Democratic lawmakers joined scientists, health and environmental officials and activists on Tuesday in denouncing a proposal by the Environmental Protection Agency (EPA), backed by industry, that could limit dramatically what kind of science the agency considers when making regulations.
One lawmaker called the Trump administration proposal a “thinly veiled campaign to limit research” that “supports critical regulatory action”.
Last week, a coalition of seven Dutch political parties unveiled a climate policy proposal that is breathtaking in its ambition. If it becomes law, it will codify the most stringent targets for greenhouse gas reductions of any country in the world.

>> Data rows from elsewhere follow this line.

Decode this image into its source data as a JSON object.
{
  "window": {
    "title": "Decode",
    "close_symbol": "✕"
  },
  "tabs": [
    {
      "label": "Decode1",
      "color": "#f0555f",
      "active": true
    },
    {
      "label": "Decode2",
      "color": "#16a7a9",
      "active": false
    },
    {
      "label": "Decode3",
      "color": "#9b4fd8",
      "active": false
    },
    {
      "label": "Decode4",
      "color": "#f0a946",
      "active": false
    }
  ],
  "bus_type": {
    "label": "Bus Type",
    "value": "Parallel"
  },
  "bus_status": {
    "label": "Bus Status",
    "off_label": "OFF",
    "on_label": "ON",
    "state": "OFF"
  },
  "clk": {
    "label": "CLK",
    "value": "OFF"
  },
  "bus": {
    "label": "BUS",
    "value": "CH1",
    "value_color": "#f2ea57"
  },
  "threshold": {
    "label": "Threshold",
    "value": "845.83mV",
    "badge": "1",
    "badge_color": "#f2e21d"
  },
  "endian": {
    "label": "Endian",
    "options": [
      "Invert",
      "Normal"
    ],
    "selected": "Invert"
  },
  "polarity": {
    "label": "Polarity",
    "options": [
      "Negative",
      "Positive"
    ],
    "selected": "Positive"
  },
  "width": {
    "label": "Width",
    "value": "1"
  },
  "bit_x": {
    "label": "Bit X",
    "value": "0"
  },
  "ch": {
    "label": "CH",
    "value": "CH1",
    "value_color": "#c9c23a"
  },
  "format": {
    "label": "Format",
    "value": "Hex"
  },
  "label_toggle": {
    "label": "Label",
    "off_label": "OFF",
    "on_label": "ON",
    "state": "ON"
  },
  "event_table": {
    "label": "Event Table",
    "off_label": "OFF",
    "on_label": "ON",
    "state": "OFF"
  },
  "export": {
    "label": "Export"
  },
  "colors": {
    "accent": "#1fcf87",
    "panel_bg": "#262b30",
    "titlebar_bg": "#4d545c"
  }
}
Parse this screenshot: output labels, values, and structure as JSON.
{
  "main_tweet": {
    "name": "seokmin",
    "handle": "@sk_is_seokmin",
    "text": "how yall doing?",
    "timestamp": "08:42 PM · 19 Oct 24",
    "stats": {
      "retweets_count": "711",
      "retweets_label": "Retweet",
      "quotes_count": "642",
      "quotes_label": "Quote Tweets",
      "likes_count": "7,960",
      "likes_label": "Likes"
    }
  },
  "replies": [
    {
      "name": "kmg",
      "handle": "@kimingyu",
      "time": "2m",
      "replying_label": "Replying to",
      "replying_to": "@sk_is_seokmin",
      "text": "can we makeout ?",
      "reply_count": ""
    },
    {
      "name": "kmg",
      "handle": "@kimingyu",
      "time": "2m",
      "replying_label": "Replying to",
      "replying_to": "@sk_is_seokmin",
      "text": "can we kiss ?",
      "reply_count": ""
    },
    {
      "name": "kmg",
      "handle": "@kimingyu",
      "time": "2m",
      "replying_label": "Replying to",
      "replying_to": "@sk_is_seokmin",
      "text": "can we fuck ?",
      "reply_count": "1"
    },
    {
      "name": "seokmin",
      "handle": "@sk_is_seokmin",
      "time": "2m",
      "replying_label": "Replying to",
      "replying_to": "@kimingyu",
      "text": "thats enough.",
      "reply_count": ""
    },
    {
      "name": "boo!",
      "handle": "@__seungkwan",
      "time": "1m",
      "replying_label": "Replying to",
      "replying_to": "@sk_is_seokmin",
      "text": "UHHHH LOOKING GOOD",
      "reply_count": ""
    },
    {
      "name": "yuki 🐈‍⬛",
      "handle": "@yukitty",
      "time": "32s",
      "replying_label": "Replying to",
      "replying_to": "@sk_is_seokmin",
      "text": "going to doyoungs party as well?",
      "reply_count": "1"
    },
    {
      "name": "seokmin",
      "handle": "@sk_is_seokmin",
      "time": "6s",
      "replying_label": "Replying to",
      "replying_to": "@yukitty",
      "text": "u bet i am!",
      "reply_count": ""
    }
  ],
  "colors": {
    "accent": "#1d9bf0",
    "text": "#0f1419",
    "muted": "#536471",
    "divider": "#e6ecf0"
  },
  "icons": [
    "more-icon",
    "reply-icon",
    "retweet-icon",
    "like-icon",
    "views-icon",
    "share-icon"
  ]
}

There are still several steps between the proposal and passage, including debate in both houses of Parliament, and lawmakers may make changes. But given the broad political support — the parties involved control 113 of 150 seats in Parliament — it is widely expected to pass in something like its current form by late next summer.
Failure to meet the United Nations’ 2ºC warming limits will lead to sea level rise and dire global economic consequences, new research has warned.
Published today in Environmental Research Letters, a study led by the UK National Oceanographic Centre (NOC) found flooding from rising sea levels could cost $14 trillion worldwide annually by 2100, if the target of holding global temperatures below 2 ºC above pre-industrial levels is missed.
The Earth is not warming. The White Cliffs of Dover are tumbling into the sea and causing sea levels to rise. Global warming is helping grow the Antarctic ice sheet.
Those are some of the skeptical assertions echoed by Republicans on the U.S. House of Representatives Science, Space and Technology Committee yesterday. The lawmakers at times embraced research that questions mainstream climate science during a hearing on how technology can be used to address global warming.
Rep. Mo Brooks (R-AL)
Small victories are still worth celebrating but the US has a long way to go.